━━ Task inputs
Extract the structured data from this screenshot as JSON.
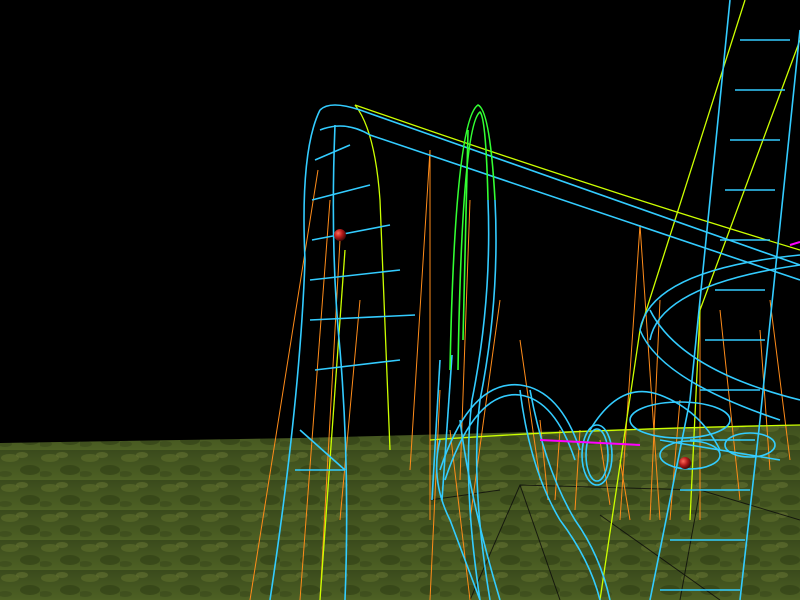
{
  "scene": {
    "kind": "3D wireframe roller coaster viewport",
    "colors": {
      "sky": "#000000",
      "ground_dark": "#2a3a14",
      "ground_light": "#5d6e2c",
      "track": "#33ccff",
      "track_alt": "#66e8ff",
      "green_track": "#33ff33",
      "guide_line": "#ccff00",
      "support": "#ff8c1a",
      "magenta_segment": "#ff00ff",
      "marker": "#b31a1a"
    },
    "markers": 2
  }
}
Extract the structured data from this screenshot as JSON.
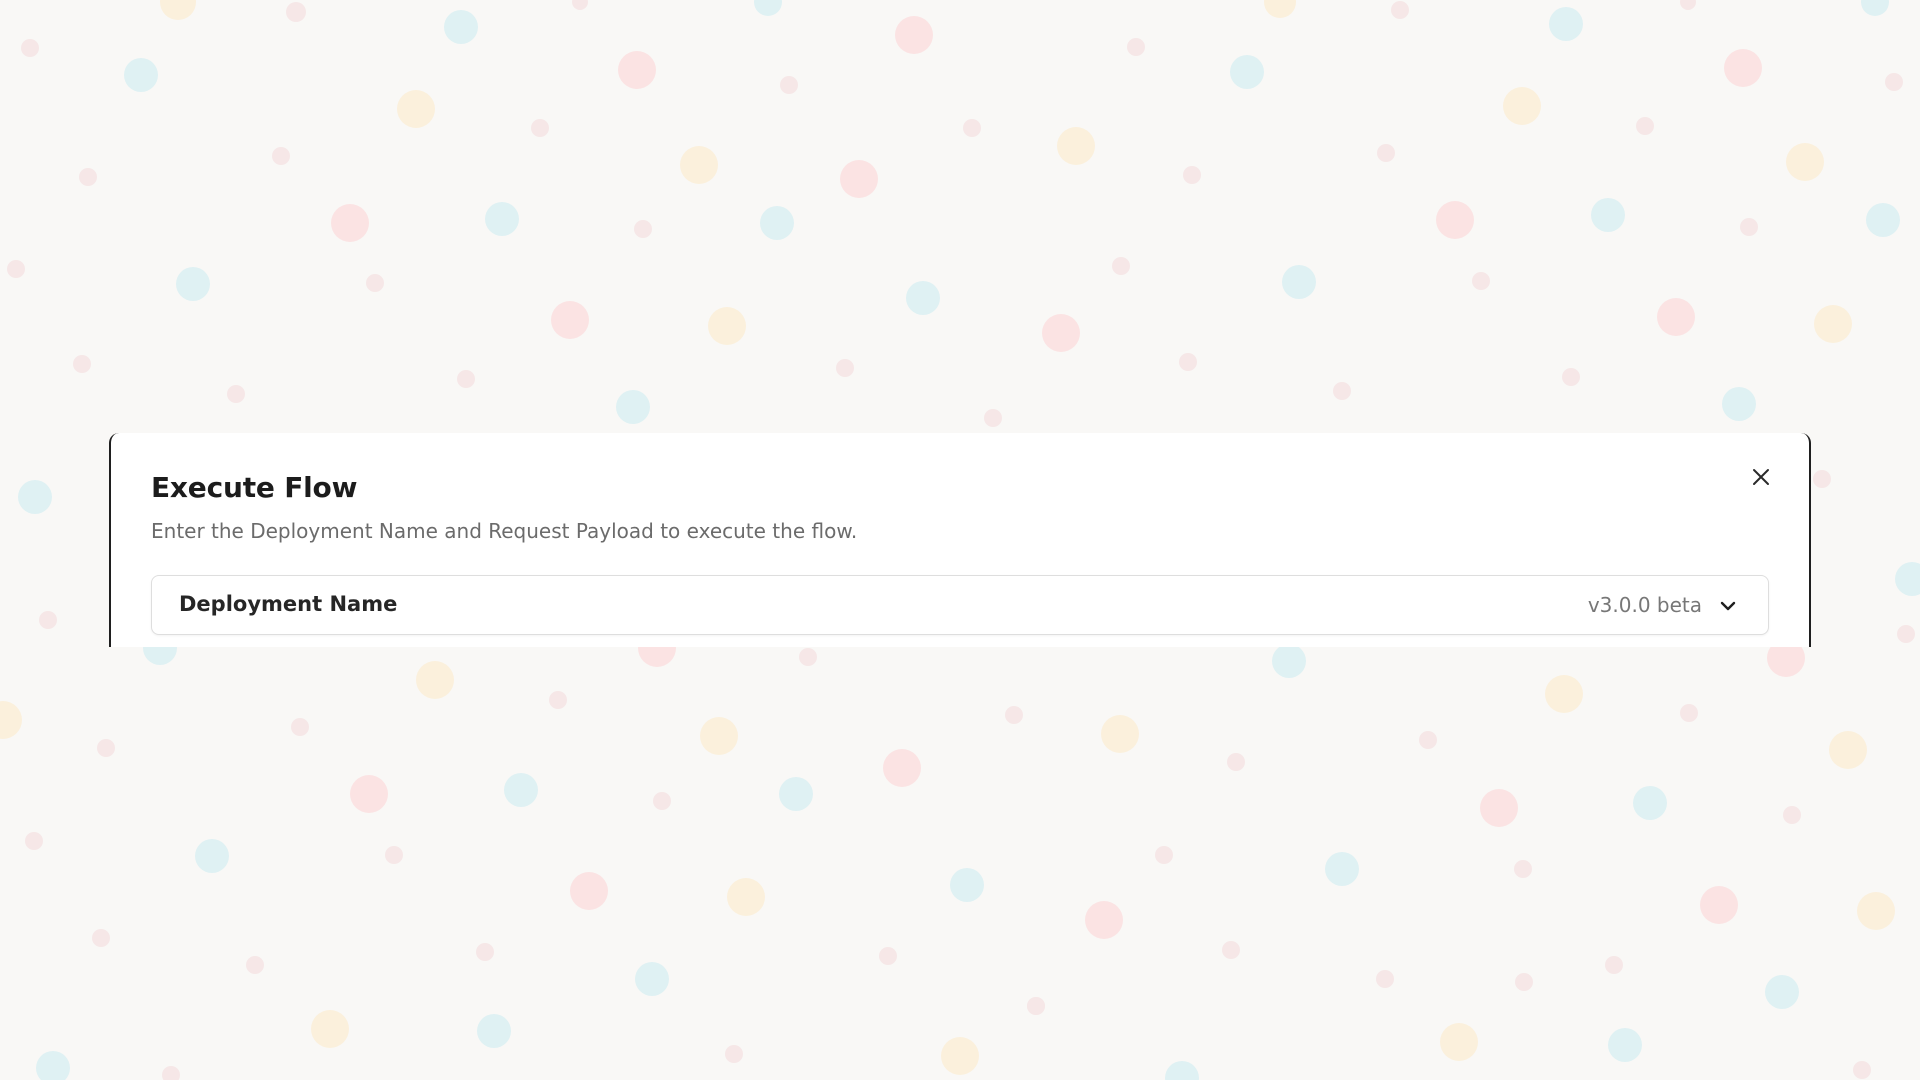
{
  "dialog": {
    "title": "Execute Flow",
    "subtitle": "Enter the Deployment Name and Request Payload to execute the flow.",
    "close_icon": "close-icon",
    "deployment_select": {
      "label": "Deployment Name",
      "version": "v3.0.0 beta",
      "icon": "chevron-down-icon"
    }
  },
  "colors": {
    "background": "#f9f8f6",
    "dialog_background": "#ffffff",
    "dialog_frame": "#1f1f1f",
    "title_text": "#1c1c1c",
    "subtitle_text": "#6b6b6b",
    "dot_pink": "#fbe3e3",
    "dot_cyan": "#dff1f3",
    "dot_yellow": "#fbf0dc"
  }
}
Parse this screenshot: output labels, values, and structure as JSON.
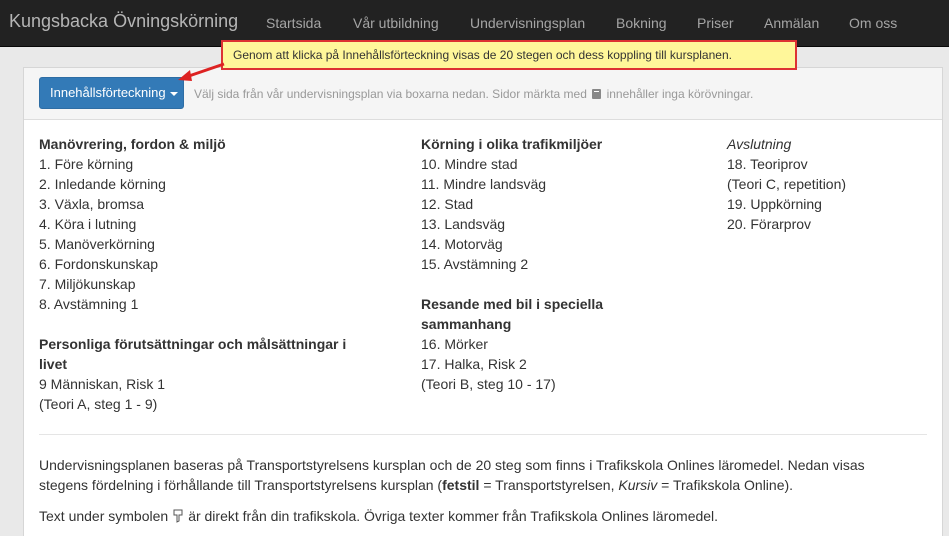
{
  "brand": "Kungsbacka Övningskörning",
  "nav": [
    "Startsida",
    "Vår utbildning",
    "Undervisningsplan",
    "Bokning",
    "Priser",
    "Anmälan",
    "Om oss"
  ],
  "toc_button": "Innehållsförteckning",
  "hint_before": "Välj sida från vår undervisningsplan via boxarna nedan. Sidor märkta med",
  "hint_after": "innehåller inga körövningar.",
  "callout": "Genom att klicka på Innehållsförteckning visas de 20 stegen och dess koppling till kursplanen.",
  "col1": {
    "heading1": "Manövrering, fordon & miljö",
    "items1": [
      "1. Före körning",
      "2. Inledande körning",
      "3. Växla, bromsa",
      "4. Köra i lutning",
      "5. Manöverkörning",
      "6. Fordonskunskap",
      "7. Miljökunskap",
      "8. Avstämning 1"
    ],
    "heading2_line1": "Personliga förutsättningar och målsättningar i",
    "heading2_line2": "livet",
    "items2": [
      "9 Människan, Risk 1",
      "(Teori A, steg 1 - 9)"
    ]
  },
  "col2": {
    "heading1": "Körning i olika trafikmiljöer",
    "items1": [
      "10. Mindre stad",
      "11. Mindre landsväg",
      "12. Stad",
      "13. Landsväg",
      "14. Motorväg",
      "15. Avstämning 2"
    ],
    "heading2_line1": "Resande med bil i speciella",
    "heading2_line2": "sammanhang",
    "items2": [
      "16. Mörker",
      "17. Halka, Risk 2",
      "(Teori B, steg 10 - 17)"
    ]
  },
  "col3": {
    "heading": "Avslutning",
    "items": [
      "18. Teoriprov",
      "(Teori C, repetition)",
      "19. Uppkörning",
      "20. Förarprov"
    ]
  },
  "para1": {
    "line1": "Undervisningsplanen baseras på Transportstyrelsens kursplan och de 20 steg som finns i Trafikskola Onlines läromedel. Nedan visas",
    "line2_start": "stegens fördelning i förhållande till Transportstyrelsens kursplan (",
    "bold": "fetstil",
    "mid": " = Transportstyrelsen, ",
    "italic": "Kursiv",
    "end": " = Trafikskola Online)."
  },
  "para2": {
    "before": "Text under symbolen",
    "after": "är direkt från din trafikskola. Övriga texter kommer från Trafikskola Onlines läromedel."
  }
}
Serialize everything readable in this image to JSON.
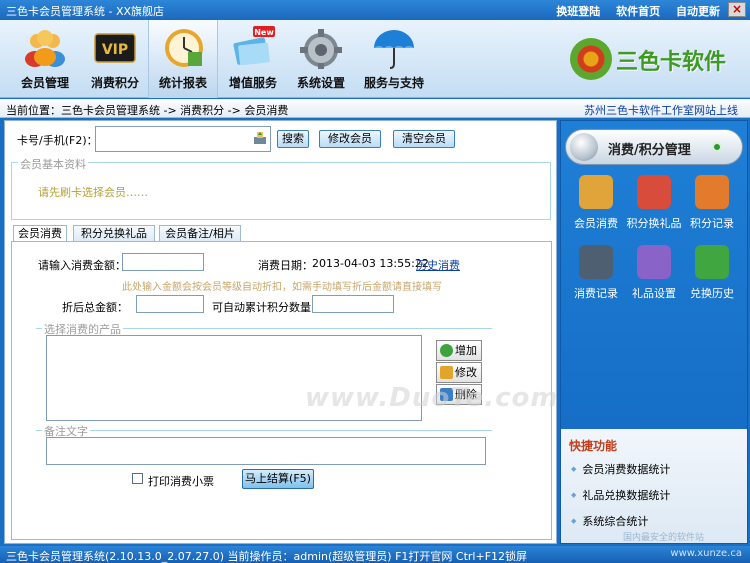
{
  "window": {
    "title": "三色卡会员管理系统 - XX旗舰店",
    "links": [
      "换班登陆",
      "软件首页",
      "自动更新"
    ],
    "close_glyph": "×"
  },
  "toolbar": {
    "items": [
      {
        "label": "会员管理",
        "icon": "members-icon"
      },
      {
        "label": "消费积分",
        "icon": "vip-card-icon"
      },
      {
        "label": "统计报表",
        "icon": "clock-report-icon"
      },
      {
        "label": "增值服务",
        "icon": "new-service-icon"
      },
      {
        "label": "系统设置",
        "icon": "gear-icon"
      },
      {
        "label": "服务与支持",
        "icon": "umbrella-icon"
      }
    ],
    "active_index": 2,
    "logo_text": "三色卡软件"
  },
  "breadcrumb": {
    "text": "当前位置：三色卡会员管理系统 -> 消费积分 -> 会员消费",
    "site_link": "苏州三色卡软件工作室网站上线"
  },
  "lookup": {
    "label": "卡号/手机(F2)：",
    "value": "",
    "search_button": "搜索",
    "edit_button": "修改会员",
    "clear_button": "清空会员"
  },
  "member_info": {
    "caption": "会员基本资料",
    "hint": "请先刷卡选择会员……"
  },
  "tabs": [
    "会员消费",
    "积分兑换礼品",
    "会员备注/相片"
  ],
  "consume": {
    "amount_label": "请输入消费金额：",
    "amount_value": "",
    "date_label": "消费日期：",
    "date_value": "2013-04-03 13:55:22",
    "history_link": "历史消费",
    "tip": "此处输入金额会按会员等级自动折扣，如需手动填写折后金额请直接填写",
    "discount_label": "折后总金额：",
    "discount_value": "",
    "points_label": "可自动累计积分数量：",
    "points_value": "",
    "products_caption": "选择消费的产品",
    "add_button": "增加",
    "edit_button": "修改",
    "delete_button": "删除",
    "remark_caption": "备注文字",
    "remark_value": "",
    "print_label": "打印消费小票",
    "print_checked": false,
    "settle_button": "马上结算(F5)"
  },
  "right_panel": {
    "header": "消费/积分管理",
    "buttons": [
      {
        "label": "会员消费",
        "icon": "consume-icon",
        "color": "#e0a43a"
      },
      {
        "label": "积分换礼品",
        "icon": "gift-icon",
        "color": "#d84c3c"
      },
      {
        "label": "积分记录",
        "icon": "tv-icon",
        "color": "#e37b2c"
      },
      {
        "label": "消费记录",
        "icon": "laptop-icon",
        "color": "#4f5f72"
      },
      {
        "label": "礼品设置",
        "icon": "share-icon",
        "color": "#8a63c8"
      },
      {
        "label": "兑换历史",
        "icon": "heart-bag-icon",
        "color": "#3fa640"
      }
    ],
    "quick": {
      "title": "快捷功能",
      "items": [
        "会员消费数据统计",
        "礼品兑换数据统计",
        "系统综合统计"
      ],
      "footer_watermark": "国内最安全的软件站"
    }
  },
  "status": {
    "text": "三色卡会员管理系统(2.10.13.0_2.07.27.0)  当前操作员：admin(超级管理员)  F1打开官网 Ctrl+F12锁屏",
    "right": "www.xunze.ca"
  },
  "watermark": "www.DuoTe.com"
}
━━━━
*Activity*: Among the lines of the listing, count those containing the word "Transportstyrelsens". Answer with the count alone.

*Response to this task*: 2